SOURCE DATA section start

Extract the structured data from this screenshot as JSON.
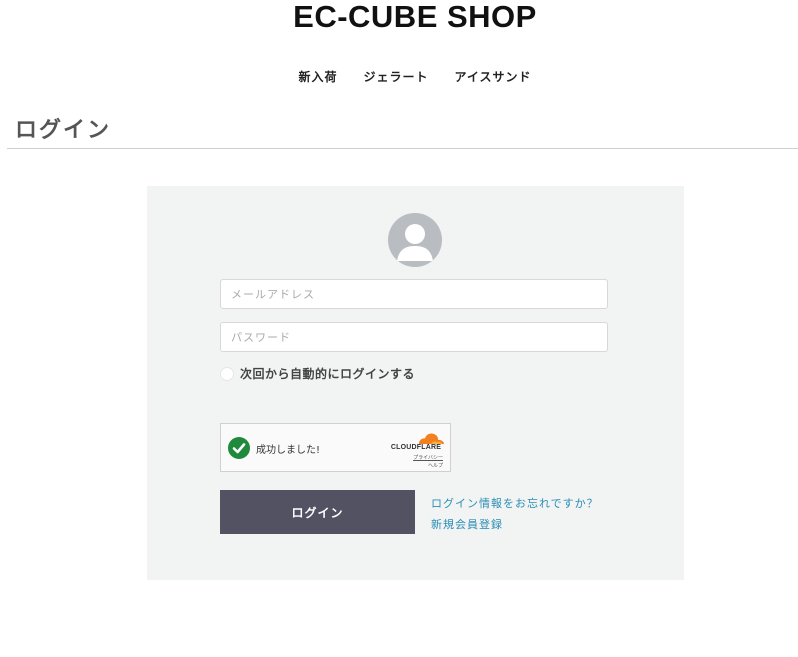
{
  "header": {
    "shop_title": "EC-CUBE SHOP"
  },
  "nav": {
    "items": [
      {
        "label": "新入荷"
      },
      {
        "label": "ジェラート"
      },
      {
        "label": "アイスサンド"
      }
    ]
  },
  "page": {
    "heading": "ログイン"
  },
  "login_form": {
    "email_placeholder": "メールアドレス",
    "email_value": "",
    "password_placeholder": "パスワード",
    "password_value": "",
    "remember_label": "次回から自動的にログインする",
    "remember_checked": false,
    "captcha": {
      "status_text": "成功しました!",
      "brand": "CLOUDFLARE",
      "privacy_label": "プライバシー",
      "terms_label": "ヘルプ",
      "status_icon": "check-circle-icon",
      "status_color": "#1f8a3b",
      "brand_color": "#f38020"
    },
    "submit_label": "ログイン",
    "forgot_link": "ログイン情報をお忘れですか？",
    "register_link": "新規会員登録"
  },
  "colors": {
    "panel_bg": "#f2f3f3",
    "button_bg": "#525263",
    "link": "#2b8db5",
    "avatar": "#b9bcc1"
  }
}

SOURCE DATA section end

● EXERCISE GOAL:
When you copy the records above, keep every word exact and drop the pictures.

● RESULT OF THIS TASK:
Extract the structured data from this screenshot as JSON.
{
  "header": {
    "shop_title": "EC-CUBE SHOP"
  },
  "nav": {
    "items": [
      {
        "label": "新入荷"
      },
      {
        "label": "ジェラート"
      },
      {
        "label": "アイスサンド"
      }
    ]
  },
  "page": {
    "heading": "ログイン"
  },
  "login_form": {
    "email_placeholder": "メールアドレス",
    "email_value": "",
    "password_placeholder": "パスワード",
    "password_value": "",
    "remember_label": "次回から自動的にログインする",
    "remember_checked": false,
    "captcha": {
      "status_text": "成功しました!",
      "brand": "CLOUDFLARE",
      "privacy_label": "プライバシー",
      "terms_label": "ヘルプ",
      "status_icon": "check-circle-icon",
      "status_color": "#1f8a3b",
      "brand_color": "#f38020"
    },
    "submit_label": "ログイン",
    "forgot_link": "ログイン情報をお忘れですか？",
    "register_link": "新規会員登録"
  },
  "colors": {
    "panel_bg": "#f2f3f3",
    "button_bg": "#525263",
    "link": "#2b8db5",
    "avatar": "#b9bcc1"
  }
}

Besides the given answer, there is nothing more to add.